• DATASET EXCERPTS:
+++

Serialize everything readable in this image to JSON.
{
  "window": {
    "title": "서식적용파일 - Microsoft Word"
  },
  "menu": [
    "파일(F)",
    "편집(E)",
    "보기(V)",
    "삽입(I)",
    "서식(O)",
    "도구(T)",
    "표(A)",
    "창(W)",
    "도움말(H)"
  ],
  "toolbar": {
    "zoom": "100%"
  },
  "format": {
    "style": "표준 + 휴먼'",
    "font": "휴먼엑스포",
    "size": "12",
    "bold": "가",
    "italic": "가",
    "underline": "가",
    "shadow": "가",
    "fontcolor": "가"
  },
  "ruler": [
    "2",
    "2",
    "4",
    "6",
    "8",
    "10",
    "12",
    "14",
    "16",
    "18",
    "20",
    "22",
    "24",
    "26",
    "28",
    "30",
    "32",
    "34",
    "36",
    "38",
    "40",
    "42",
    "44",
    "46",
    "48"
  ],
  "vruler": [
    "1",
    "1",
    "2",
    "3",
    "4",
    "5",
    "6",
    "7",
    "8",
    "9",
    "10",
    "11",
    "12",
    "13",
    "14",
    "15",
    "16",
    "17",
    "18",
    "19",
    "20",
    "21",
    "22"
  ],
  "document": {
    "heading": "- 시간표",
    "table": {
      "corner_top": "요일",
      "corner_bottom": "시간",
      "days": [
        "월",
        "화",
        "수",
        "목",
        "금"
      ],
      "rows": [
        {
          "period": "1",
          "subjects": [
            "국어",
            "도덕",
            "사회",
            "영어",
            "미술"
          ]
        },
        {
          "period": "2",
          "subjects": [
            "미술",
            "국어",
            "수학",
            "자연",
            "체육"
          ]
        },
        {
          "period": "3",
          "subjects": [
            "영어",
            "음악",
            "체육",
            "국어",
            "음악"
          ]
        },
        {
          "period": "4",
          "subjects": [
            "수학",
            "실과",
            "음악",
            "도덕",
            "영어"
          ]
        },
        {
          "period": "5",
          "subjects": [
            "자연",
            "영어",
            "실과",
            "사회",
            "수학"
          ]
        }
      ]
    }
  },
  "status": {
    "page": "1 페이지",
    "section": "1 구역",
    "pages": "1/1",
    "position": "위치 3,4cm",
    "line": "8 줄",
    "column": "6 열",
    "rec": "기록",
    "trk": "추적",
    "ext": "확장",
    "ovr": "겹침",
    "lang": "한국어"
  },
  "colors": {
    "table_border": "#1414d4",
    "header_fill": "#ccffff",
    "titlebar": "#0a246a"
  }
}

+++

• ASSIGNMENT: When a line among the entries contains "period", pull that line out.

• WRITTEN REPLY:
          "period": "1",
          "period": "2",
          "period": "3",
          "period": "4",
          "period": "5",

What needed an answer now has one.